California Proposition 213 Precludes Recovery for Uninsured Motorists
The effects of uninsured drivers on insurance rates for drivers obeying mandatory liability insurance laws and the consequences of uninsured drivers causing auto accidents motivated California voters to protect themselves in 1996. Responding to strong public opinion about the dangers and liabilities of uninsured drivers, California lawmakers passed Proposition 213, and it became effective January 1, 1997. This piece of legislation removes the rights of uninsured motorists to bring lawsuits for pain and suffering. The law states that when an auto accident occurs, an injured driver must be able to show that he or she had liability insurance at the time of the accident to collect “general damages” from the “at fault” driver.
The only exception to Proposition 213 is written into the law and states that if the driver or owner of an uninsured vehicle was in an auto accident, he or she can still collect general damages if the driver found to be “at fault” was operating his or her vehicle while under the influence of alcohol and/or drugs. However, under all other circumstances, if the driver of an uninsured vehicle is involved in a motor vehicle accident, whether he, she or another driver is found to be at fault for causing the accident, the driver of the uninsured vehicle may not file any kind of a claim for damages.

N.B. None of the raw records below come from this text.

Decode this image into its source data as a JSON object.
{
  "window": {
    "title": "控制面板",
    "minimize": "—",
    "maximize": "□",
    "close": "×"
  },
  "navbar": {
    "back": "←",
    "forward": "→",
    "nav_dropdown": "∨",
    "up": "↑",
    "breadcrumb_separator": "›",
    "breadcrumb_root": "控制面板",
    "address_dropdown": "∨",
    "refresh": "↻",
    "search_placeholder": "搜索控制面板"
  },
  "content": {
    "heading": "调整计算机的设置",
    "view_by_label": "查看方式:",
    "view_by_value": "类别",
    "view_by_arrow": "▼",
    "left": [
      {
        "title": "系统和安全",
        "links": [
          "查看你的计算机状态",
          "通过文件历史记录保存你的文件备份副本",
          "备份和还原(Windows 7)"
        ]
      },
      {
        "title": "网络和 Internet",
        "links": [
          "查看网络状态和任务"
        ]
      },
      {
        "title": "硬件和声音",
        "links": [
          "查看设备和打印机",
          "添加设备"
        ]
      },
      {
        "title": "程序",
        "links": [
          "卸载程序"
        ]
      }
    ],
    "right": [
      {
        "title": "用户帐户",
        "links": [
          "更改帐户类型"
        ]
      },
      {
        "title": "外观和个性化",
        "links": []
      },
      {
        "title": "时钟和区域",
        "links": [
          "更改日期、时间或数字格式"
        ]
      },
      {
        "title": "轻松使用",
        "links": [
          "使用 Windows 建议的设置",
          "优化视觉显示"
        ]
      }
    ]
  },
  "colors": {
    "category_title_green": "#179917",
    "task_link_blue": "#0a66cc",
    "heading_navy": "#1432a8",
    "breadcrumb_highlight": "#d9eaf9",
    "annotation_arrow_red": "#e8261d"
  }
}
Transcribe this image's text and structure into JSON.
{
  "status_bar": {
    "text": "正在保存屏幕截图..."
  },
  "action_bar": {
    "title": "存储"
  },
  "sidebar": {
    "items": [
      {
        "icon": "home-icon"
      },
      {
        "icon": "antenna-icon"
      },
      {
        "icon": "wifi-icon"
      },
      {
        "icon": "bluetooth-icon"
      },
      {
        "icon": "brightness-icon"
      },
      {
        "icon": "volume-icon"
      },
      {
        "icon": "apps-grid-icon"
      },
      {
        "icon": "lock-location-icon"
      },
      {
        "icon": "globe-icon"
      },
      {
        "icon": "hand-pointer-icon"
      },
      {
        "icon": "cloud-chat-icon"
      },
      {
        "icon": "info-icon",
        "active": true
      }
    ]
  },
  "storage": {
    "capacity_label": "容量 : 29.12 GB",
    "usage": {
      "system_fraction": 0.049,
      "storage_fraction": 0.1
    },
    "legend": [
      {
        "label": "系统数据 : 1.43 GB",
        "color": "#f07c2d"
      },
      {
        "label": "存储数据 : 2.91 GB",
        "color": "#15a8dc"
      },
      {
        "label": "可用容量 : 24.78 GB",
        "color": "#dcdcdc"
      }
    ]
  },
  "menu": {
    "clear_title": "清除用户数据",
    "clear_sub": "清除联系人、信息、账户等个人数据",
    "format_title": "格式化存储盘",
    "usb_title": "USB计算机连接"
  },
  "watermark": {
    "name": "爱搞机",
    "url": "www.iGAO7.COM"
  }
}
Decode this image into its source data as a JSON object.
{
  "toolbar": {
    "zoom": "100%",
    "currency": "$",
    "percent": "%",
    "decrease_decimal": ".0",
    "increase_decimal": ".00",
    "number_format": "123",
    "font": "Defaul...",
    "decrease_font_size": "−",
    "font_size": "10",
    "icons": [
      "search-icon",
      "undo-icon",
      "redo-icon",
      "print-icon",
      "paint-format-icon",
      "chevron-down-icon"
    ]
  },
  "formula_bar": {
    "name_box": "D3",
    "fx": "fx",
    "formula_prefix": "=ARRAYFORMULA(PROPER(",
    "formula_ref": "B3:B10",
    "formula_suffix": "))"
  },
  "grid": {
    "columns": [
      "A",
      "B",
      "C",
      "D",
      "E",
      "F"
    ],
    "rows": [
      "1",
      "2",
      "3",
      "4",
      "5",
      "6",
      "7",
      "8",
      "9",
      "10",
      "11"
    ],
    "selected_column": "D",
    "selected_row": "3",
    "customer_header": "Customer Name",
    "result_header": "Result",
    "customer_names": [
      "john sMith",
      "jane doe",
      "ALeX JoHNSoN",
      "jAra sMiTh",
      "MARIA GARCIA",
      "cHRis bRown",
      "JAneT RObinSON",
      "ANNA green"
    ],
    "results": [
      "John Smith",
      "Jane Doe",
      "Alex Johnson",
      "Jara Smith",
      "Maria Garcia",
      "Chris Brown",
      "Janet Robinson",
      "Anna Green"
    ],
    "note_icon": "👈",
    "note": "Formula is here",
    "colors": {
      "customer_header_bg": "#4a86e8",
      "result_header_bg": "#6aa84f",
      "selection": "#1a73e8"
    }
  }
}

Essentially, this means that if a driver fails to obey California law and purchase mandatory liability insurance, that driver forfeits the opportunity to file for damages against another driver. If you or someone you care for sustained injury in an accident caused by an uninsured motorist, South Central Los Angeles auto accident attorney Samer Habbas may be able to help. Call his law offices today to schedule a free consultation about your case with this experienced Orange County injury lawyer.